Here are records with pictures in them. Copy all of them exactly and leave the pictures out.

### Task input
•••
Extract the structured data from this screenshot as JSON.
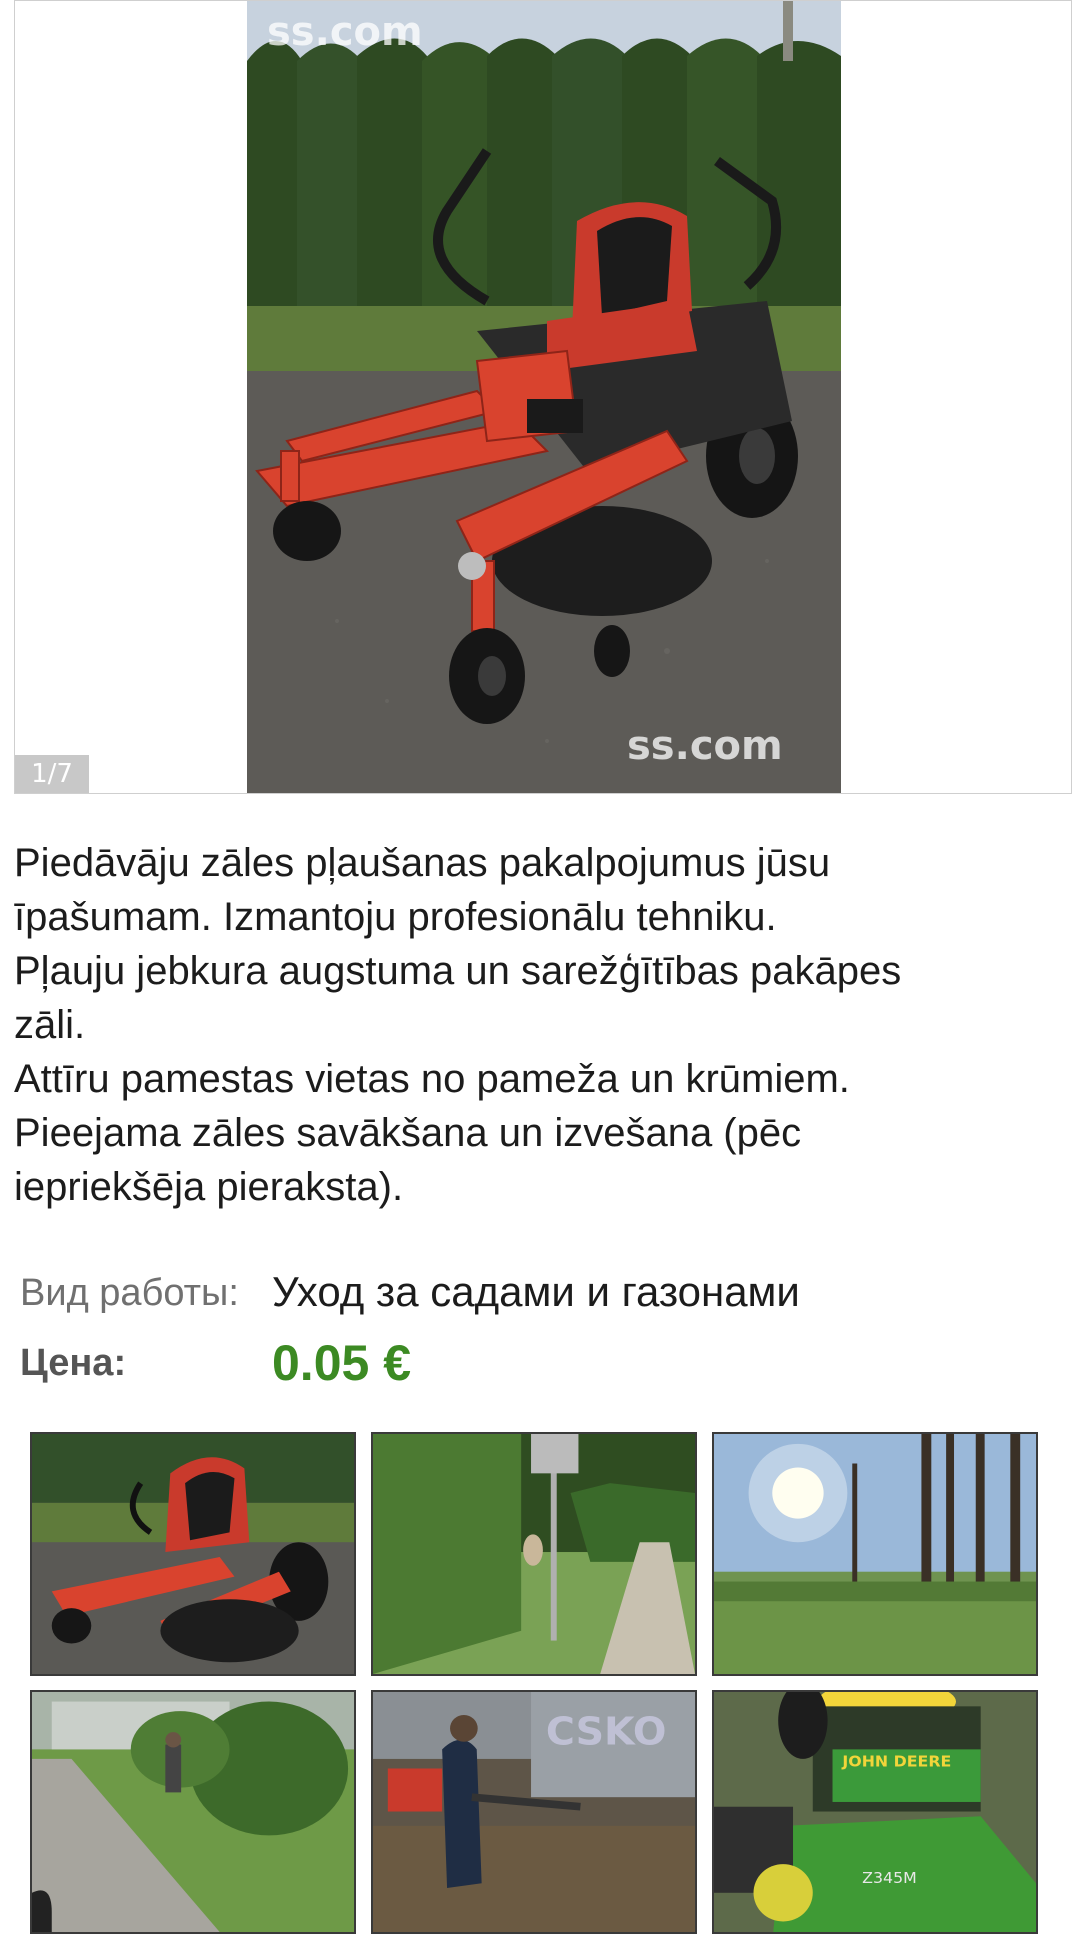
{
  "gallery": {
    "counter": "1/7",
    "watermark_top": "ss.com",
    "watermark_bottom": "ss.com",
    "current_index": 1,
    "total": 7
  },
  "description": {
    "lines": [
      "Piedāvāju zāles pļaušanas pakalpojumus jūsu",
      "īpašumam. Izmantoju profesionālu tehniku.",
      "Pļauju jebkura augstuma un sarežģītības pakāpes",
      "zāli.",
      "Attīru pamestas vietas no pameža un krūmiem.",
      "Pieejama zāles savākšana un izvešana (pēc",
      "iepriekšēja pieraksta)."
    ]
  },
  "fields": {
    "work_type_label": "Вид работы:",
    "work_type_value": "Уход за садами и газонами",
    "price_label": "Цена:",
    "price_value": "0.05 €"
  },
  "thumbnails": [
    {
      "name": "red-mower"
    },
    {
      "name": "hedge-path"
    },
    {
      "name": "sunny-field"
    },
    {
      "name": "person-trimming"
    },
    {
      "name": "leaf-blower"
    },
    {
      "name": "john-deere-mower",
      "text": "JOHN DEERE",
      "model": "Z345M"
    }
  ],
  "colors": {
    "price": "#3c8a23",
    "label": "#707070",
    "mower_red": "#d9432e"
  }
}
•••
### Output of the task
Extract the structured data from this screenshot as JSON.
{
  "gallery": {
    "counter": "1/7",
    "watermark_top": "ss.com",
    "watermark_bottom": "ss.com",
    "current_index": 1,
    "total": 7
  },
  "description": {
    "lines": [
      "Piedāvāju zāles pļaušanas pakalpojumus jūsu",
      "īpašumam. Izmantoju profesionālu tehniku.",
      "Pļauju jebkura augstuma un sarežģītības pakāpes",
      "zāli.",
      "Attīru pamestas vietas no pameža un krūmiem.",
      "Pieejama zāles savākšana un izvešana (pēc",
      "iepriekšēja pieraksta)."
    ]
  },
  "fields": {
    "work_type_label": "Вид работы:",
    "work_type_value": "Уход за садами и газонами",
    "price_label": "Цена:",
    "price_value": "0.05 €"
  },
  "thumbnails": [
    {
      "name": "red-mower"
    },
    {
      "name": "hedge-path"
    },
    {
      "name": "sunny-field"
    },
    {
      "name": "person-trimming"
    },
    {
      "name": "leaf-blower"
    },
    {
      "name": "john-deere-mower",
      "text": "JOHN DEERE",
      "model": "Z345M"
    }
  ],
  "colors": {
    "price": "#3c8a23",
    "label": "#707070",
    "mower_red": "#d9432e"
  }
}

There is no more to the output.